     at this time. Darling (Sun prairem WI, USA, 20x50 binoculars) could not 
     see Earthsine, though the sky was bright at the time. The Cameron 2006 
     catalog ID=402 and the weight=0. The ALPO/BAA weight=1. 


2019-Oct-31 UT 09:44-10:46 Ill=13% Gassendi observed by Graham_F on 1990-4-28

     On 1990 Apr 28 at UT 01:19-01:25 F. Graham (Marshall TWP, OH, USA, 6" 
     reflector) during a failed attempt to observe the occultation of X6493 
     that was thwarted by clouds, noticed that Gassendi was "Gass,>>,>Aris 
     or anything else". The crater had a "milky lustre". It is possible that 
     another occultation observing group may have a video of the Earthshine 
     at this time. Darling (Sun prairem WI, USA, 20x50 binoculars) could not 
     see Earthsine, though the sky was bright at the time. The Cameron 2006 
     catalog ID=402 and the weight=0. The ALPO/BAA weight=1. 


2019-Oct-31 UT 10:22-10:46 Ill=13% Aristarchus observed by Celis on 1970-7-6

     On 1970 Jul 06 at UT 22:45-23:45 Celis (Paso Hondo, Chile, 3" 
     refractor, x60, x100, x135, seeing=very good) saw Aristarchus as an 
     outstanding bright patch (10 deg bright) electric blue colour, every 10 
     sec groups of 3 or 4 separate sparkles for 10sec then a period of calm 
     for 30sec-1min. At 130x was almost constant form. Sometimes the form 
     would be radial like an open band with extended fingers. This was 
     observed in the dark part of the Moon and Cameron suspects atmopsheric 
     effects. The Cameron 1978 catalog ID=1264 and weight=2. The 
     ALPO/BAA weight=2.


2019-Oct-31 UT 10:26-10:46 Ill=13% Plato observed by Robinson_JH on 1980-11-10

     On 1980 Nov 10 UT 17:55-18:15 J-H Robinson (Teighmouth, Devon, UK) 
     observed the floor patches in Plato to be easy in red, but not so well 
     seen in blue.
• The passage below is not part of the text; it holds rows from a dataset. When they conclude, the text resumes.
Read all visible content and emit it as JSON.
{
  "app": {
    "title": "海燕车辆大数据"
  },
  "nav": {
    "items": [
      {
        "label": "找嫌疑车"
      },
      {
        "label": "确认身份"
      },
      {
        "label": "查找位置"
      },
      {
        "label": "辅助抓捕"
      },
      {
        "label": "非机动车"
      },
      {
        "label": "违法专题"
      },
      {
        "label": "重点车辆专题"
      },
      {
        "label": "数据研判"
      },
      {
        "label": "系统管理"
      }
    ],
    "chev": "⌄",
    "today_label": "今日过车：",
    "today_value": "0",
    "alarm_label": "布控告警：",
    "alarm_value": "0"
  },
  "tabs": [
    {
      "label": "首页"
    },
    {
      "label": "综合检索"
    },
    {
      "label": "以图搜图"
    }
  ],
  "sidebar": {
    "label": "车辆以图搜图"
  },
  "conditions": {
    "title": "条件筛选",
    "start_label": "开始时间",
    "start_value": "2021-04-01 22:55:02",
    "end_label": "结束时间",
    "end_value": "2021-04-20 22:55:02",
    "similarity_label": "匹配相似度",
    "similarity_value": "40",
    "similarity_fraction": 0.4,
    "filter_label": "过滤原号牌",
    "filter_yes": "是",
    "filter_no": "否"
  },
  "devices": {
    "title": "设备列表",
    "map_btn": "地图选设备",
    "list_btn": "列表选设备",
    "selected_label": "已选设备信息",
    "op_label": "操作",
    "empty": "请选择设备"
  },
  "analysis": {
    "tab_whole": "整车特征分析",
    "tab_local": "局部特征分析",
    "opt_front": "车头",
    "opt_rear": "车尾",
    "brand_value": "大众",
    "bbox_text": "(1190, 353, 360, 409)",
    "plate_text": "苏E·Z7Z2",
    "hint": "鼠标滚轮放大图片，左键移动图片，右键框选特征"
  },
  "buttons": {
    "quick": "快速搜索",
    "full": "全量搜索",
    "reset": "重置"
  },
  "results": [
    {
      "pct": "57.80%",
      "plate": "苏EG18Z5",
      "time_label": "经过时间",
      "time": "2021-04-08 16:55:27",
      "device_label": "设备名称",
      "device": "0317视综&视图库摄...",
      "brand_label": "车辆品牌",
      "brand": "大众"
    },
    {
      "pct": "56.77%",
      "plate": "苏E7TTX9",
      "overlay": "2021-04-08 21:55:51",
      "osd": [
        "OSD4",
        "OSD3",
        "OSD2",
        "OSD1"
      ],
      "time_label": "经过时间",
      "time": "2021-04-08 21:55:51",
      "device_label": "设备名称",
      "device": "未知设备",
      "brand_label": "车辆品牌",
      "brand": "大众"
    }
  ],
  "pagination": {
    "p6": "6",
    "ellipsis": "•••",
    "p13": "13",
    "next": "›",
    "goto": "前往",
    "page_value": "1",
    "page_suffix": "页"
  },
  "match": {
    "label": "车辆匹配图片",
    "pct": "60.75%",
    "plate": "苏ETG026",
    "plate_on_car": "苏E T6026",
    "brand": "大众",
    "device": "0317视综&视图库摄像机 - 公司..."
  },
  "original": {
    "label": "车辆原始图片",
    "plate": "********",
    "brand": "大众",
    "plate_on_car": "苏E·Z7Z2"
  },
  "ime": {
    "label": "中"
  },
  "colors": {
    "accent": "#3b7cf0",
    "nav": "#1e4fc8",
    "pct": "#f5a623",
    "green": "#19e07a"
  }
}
This is a BAA Lunar Section report. ALPO/BAA weight=1.
     Note the month or day must be wrong!


2019-Oct-31 UT 10:36-10:46 Ill=13% Manilius observed by Robinson_JH on 1980-11-10

     On 1980 Nov 10 at UT18:05 J-H Robinson (Teighmouth, Devon, UK, Seeing 
     III, Transparency poor, Filters Wratten 25 (red) and 44A(blue)) found 
     the area to be bright in red and dull in blue - but suspected that this 
     might have been a permanent colour blink e.g. natural colour. This does 
     not have an entry in the 2006 Cameron catalog. ALPO/BAA weight=1. 


2019-Oct-31 UT 10:11-10:48 Ill=13% Earthshine: sporadic meteors